Land is an essential source of livelihood for a majority of Sierra Leoneans. Most of Sierra Leone’s population lives in rural areas and it’s GDP is largely based on agriculture . The three main livelihood activities surveyed in the 2015 population and housing census are crop farming, animal husbandry and fishery, which depend largely on access to and ownership of land . Smallholders mostly cultivate rice, cassava, cocoa, coffee, cashew, groundnut, palm oil, vegetables and other fruit trees.
Research reports indicate that 4.3 million hectares (70%) of all arable land is characterized by low fertility as result of slash and burn, deforestation and erosion taking place in shifting cultivation farming . In addition to the arable land under cultivation, about 457,000 hectares of land areas are under protection with limited or no access .
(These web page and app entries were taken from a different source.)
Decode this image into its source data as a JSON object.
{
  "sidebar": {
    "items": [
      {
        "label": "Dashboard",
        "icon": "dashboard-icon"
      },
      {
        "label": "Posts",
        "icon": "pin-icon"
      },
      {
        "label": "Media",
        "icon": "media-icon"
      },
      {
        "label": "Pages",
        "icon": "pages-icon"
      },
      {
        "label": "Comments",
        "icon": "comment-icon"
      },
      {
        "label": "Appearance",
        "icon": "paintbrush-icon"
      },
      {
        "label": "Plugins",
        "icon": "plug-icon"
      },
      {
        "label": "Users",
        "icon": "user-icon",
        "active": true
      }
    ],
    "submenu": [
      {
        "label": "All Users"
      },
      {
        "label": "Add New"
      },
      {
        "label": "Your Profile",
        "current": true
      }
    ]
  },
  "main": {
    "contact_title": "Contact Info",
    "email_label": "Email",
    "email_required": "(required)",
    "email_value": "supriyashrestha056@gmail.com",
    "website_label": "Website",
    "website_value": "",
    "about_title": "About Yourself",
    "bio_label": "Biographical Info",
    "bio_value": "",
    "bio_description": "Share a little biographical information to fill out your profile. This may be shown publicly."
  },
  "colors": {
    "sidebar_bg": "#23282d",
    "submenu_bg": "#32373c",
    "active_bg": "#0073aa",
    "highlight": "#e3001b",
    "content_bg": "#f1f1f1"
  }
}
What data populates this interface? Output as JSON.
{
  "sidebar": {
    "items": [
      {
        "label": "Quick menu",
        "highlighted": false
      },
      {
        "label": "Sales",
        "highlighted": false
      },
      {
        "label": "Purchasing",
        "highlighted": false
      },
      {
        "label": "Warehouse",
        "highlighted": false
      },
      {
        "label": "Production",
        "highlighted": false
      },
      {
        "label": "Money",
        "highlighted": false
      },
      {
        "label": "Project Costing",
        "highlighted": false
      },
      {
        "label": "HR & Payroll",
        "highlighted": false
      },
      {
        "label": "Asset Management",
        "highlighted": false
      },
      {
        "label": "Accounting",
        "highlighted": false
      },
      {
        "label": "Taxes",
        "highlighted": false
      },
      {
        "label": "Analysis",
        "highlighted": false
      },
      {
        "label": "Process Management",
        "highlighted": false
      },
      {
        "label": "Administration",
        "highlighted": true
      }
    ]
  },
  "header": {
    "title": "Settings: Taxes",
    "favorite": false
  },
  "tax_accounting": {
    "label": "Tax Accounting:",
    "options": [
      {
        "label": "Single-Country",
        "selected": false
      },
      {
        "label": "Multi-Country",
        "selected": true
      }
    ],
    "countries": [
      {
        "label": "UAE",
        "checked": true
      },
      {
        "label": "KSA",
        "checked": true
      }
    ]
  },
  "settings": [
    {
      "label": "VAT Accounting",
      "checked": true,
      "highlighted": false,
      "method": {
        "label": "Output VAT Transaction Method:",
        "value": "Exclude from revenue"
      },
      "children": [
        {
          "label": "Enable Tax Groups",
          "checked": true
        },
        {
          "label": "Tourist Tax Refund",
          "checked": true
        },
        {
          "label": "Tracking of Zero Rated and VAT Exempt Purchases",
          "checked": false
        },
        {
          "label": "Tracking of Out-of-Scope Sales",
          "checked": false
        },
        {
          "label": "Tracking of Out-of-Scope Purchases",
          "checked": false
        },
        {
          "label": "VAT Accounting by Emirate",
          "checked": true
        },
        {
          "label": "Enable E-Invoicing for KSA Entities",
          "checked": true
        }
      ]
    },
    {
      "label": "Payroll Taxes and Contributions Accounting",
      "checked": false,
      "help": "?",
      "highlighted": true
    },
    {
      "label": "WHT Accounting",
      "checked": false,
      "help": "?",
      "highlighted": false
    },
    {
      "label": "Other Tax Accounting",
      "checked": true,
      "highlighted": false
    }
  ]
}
Historically, the country’s land tenure system has developed twofold: The freehold tenure system governed by General Law (English Common Law and Statutory Law) in the Western Area, including the capital Freetown, which allows land sales and leases; and the customary tenure system governed by customary law, and partly general law, in the Provinces. In the aftermath of the decade-long civil war (1991-2002), Sierra Leone has attracted quite a number of investors. In so doing, mining, as well as large-scale farming operations have been set up all over the country. While Sierra Leone has a history of mostly state agricultural land investments, Chinese, Turkish, and Saudi Arabian investments have recently picked up in the agricultural sector.
Most current land-related challenges are related to large-scale projects that are supposed to spur rural development. Primarily, these conflicts are related to a lack of transparency and consent regarding land transfer, corruption, environmental issues and erroneous surveys, and, in some cases, the individual agendas of paramount chiefs. Another conflict line runs between land-using and land-holding families in the chieftaincies and related power disparities. Notably, women and youth remain excluded from land tenure decision-making process and have little say in shaping land investments.
Author: Anne Hennings